- RECORDS FOR THIS EXERCISE
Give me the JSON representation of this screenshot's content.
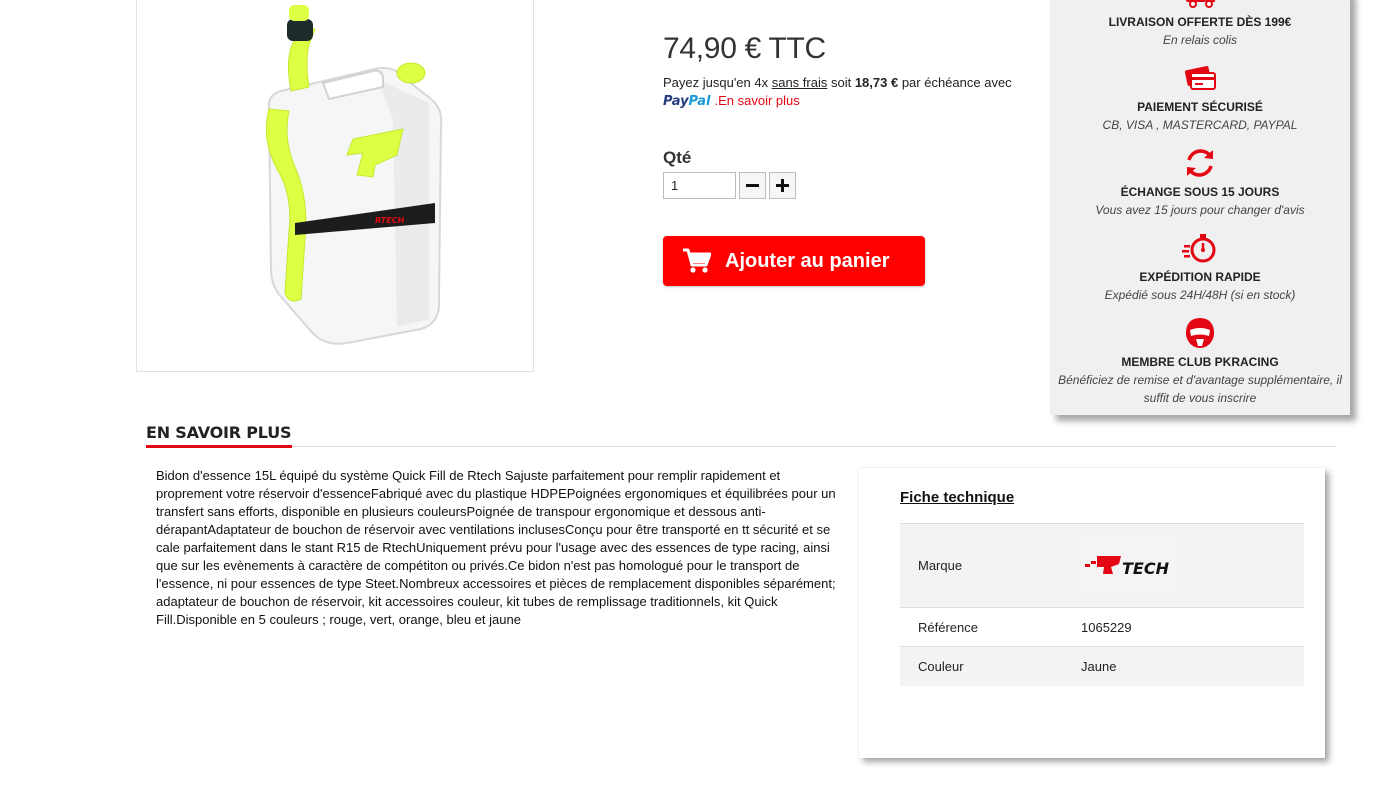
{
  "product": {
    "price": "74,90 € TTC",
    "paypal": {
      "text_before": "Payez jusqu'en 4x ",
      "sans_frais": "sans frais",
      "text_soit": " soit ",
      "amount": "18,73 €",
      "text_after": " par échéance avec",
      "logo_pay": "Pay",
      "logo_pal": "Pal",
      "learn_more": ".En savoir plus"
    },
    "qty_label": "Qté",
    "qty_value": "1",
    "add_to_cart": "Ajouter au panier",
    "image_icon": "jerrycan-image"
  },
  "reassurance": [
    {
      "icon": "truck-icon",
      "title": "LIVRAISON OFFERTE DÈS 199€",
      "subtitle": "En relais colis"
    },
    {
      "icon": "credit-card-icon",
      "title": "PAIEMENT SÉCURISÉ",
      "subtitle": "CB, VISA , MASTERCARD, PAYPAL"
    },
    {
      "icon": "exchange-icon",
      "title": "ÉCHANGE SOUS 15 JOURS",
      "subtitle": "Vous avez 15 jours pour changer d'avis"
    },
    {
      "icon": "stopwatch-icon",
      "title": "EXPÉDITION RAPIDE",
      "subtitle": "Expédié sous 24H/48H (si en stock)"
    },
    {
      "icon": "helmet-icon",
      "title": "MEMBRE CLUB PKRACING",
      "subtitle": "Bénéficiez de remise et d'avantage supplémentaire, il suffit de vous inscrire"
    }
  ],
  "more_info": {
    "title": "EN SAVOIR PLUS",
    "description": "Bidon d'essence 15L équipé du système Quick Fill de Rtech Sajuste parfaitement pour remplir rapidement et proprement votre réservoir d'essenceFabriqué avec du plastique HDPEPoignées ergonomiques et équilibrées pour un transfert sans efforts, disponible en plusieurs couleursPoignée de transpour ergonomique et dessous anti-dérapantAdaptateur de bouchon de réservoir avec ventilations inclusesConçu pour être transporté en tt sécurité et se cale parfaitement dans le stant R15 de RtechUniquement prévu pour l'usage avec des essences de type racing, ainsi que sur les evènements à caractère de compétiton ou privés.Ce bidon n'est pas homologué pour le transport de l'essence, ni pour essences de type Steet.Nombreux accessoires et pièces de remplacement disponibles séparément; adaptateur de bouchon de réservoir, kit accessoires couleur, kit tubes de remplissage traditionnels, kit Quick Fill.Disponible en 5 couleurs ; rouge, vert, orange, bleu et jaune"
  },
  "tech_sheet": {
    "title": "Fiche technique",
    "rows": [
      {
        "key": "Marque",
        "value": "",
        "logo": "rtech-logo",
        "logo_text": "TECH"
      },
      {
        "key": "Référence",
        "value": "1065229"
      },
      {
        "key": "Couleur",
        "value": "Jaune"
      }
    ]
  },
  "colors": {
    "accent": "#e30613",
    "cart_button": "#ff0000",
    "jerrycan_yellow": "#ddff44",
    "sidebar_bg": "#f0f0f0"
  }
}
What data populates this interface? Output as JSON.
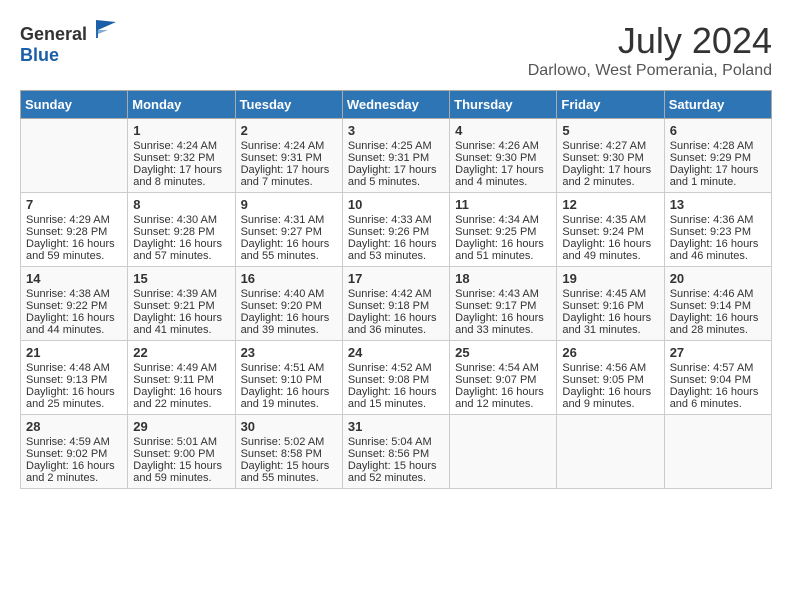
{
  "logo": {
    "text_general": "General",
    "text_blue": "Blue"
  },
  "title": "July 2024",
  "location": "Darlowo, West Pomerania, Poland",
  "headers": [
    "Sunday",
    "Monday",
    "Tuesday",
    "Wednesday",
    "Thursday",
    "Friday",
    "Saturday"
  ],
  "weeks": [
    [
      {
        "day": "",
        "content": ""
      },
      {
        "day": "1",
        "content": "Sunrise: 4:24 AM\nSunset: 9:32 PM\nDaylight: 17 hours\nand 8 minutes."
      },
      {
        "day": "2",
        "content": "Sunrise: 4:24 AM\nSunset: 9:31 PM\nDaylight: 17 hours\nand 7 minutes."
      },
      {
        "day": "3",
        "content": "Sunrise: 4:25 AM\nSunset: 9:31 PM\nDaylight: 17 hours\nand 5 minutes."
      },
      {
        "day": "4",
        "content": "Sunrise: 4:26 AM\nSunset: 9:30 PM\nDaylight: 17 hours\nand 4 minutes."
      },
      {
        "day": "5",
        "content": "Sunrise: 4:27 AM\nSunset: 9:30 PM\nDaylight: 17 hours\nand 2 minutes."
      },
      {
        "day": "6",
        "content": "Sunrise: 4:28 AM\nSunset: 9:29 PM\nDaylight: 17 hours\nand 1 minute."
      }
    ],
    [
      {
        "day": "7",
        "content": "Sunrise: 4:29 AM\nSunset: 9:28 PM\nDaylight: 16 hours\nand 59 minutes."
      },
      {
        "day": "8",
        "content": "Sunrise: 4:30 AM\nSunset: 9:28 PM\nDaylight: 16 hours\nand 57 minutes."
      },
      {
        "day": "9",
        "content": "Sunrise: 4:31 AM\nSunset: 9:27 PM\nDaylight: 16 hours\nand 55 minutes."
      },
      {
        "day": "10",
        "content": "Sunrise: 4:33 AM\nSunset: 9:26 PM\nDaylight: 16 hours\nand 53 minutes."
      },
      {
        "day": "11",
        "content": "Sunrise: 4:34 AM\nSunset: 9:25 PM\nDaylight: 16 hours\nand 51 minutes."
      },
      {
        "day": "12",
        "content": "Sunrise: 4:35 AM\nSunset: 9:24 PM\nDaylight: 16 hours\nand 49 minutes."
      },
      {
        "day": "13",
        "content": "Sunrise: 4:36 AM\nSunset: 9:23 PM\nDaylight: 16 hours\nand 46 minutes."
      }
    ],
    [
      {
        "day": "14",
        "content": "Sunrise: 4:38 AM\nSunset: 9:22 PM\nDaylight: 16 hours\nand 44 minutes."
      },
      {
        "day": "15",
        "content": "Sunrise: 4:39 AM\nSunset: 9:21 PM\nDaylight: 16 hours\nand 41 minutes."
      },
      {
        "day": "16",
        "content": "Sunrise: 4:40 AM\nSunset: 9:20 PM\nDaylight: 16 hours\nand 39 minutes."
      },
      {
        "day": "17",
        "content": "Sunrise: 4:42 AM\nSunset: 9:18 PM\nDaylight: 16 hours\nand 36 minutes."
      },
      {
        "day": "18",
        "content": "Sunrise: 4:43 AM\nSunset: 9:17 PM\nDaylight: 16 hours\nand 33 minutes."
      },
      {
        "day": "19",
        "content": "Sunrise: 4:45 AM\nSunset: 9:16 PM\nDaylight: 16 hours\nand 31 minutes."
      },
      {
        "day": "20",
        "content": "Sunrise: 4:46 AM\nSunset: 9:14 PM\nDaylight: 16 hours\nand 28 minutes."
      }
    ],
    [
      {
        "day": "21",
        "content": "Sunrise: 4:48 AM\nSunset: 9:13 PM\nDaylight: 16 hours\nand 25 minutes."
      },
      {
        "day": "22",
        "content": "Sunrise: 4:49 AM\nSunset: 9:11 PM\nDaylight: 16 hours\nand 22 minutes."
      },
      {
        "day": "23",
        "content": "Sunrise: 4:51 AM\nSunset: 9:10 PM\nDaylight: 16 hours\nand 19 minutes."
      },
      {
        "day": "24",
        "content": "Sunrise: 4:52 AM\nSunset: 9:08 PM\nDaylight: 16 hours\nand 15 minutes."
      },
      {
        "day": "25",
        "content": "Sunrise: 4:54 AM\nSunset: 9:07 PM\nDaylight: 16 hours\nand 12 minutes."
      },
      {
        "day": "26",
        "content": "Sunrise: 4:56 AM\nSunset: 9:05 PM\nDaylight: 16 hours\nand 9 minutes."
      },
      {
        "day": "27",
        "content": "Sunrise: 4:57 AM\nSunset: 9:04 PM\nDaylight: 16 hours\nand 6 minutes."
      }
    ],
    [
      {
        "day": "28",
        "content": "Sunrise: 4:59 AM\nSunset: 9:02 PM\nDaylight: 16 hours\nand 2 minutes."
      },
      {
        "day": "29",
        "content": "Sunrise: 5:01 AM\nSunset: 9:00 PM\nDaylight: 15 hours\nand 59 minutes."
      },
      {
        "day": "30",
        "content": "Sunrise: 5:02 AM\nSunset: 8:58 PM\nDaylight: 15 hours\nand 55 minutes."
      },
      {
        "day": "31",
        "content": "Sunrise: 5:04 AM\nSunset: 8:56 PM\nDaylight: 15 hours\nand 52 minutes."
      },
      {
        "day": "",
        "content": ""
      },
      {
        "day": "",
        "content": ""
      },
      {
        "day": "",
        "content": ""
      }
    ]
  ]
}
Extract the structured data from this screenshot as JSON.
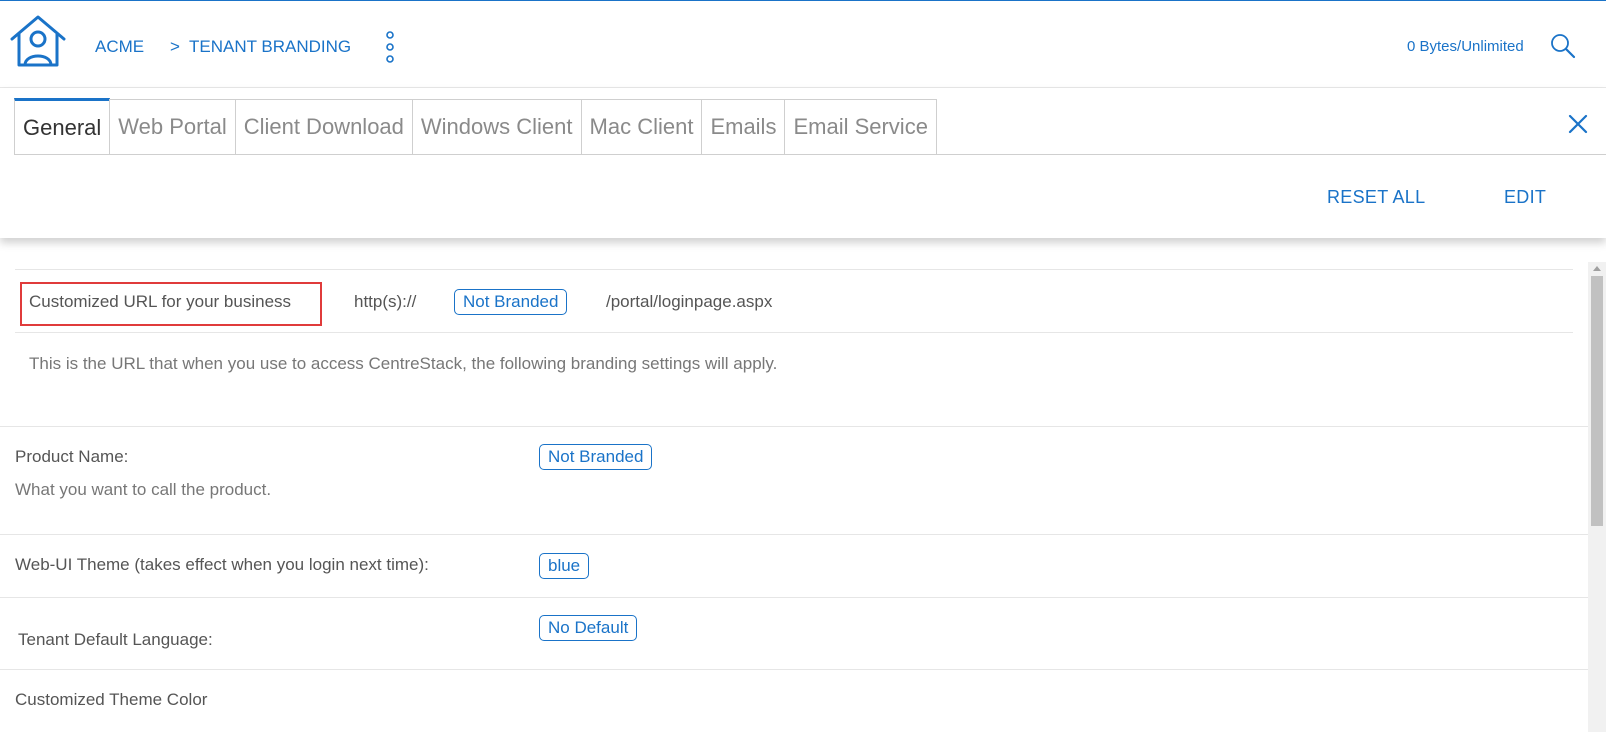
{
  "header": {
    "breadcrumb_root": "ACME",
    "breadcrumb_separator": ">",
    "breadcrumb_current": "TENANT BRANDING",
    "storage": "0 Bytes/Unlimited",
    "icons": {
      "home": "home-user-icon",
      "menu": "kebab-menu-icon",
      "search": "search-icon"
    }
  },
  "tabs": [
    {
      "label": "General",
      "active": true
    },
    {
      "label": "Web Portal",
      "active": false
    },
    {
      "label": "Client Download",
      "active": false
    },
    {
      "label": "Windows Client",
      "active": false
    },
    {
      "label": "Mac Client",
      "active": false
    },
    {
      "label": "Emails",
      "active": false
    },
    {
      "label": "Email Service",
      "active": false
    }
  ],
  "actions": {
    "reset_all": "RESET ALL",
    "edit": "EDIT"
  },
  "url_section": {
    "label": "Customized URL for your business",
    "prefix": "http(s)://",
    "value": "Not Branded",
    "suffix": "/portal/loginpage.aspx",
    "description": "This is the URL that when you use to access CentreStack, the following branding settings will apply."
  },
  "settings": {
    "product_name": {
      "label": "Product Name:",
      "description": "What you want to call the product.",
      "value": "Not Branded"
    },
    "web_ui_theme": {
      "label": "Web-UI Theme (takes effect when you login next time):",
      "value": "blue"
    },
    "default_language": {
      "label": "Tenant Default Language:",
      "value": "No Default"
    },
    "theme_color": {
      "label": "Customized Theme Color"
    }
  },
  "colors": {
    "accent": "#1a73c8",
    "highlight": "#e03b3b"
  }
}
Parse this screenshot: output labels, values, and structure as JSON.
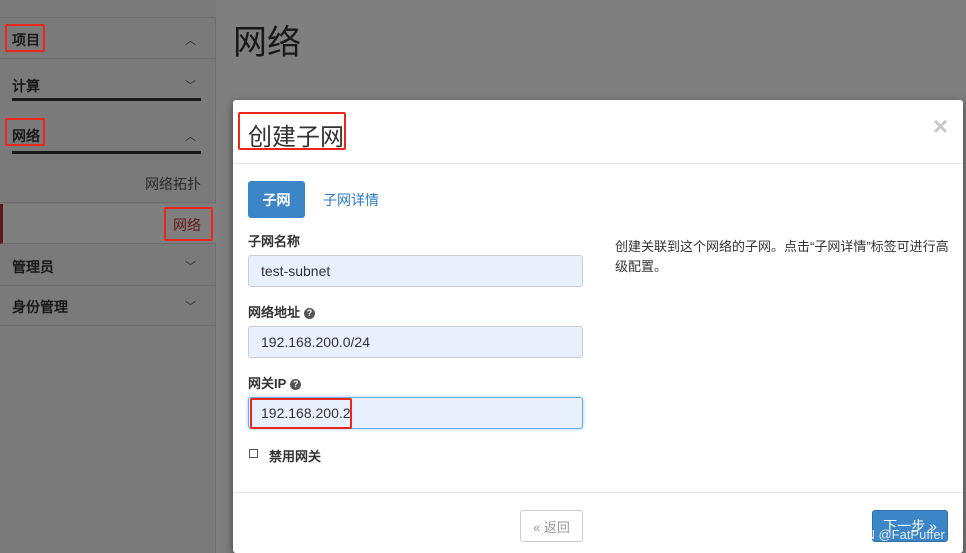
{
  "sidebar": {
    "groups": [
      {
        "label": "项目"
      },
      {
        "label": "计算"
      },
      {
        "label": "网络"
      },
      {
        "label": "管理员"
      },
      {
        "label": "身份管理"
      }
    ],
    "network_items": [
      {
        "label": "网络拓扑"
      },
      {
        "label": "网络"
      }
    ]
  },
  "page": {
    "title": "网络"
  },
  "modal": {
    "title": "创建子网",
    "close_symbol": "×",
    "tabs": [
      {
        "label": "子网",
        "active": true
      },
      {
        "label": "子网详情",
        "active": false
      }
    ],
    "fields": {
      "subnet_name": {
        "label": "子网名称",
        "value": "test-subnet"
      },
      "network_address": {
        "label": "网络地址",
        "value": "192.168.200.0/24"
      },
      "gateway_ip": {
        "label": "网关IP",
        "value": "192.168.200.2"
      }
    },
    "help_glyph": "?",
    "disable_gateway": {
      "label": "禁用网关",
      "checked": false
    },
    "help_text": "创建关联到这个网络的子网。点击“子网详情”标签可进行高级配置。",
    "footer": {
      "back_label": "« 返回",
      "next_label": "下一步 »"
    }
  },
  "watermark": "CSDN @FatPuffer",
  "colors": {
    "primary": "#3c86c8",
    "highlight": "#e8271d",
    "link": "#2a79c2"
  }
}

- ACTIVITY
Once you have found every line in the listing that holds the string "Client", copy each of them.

- RESPONSE TO THIS EXERCISE
      "label": "Client Download",
      "label": "Windows Client",
      "label": "Mac Client",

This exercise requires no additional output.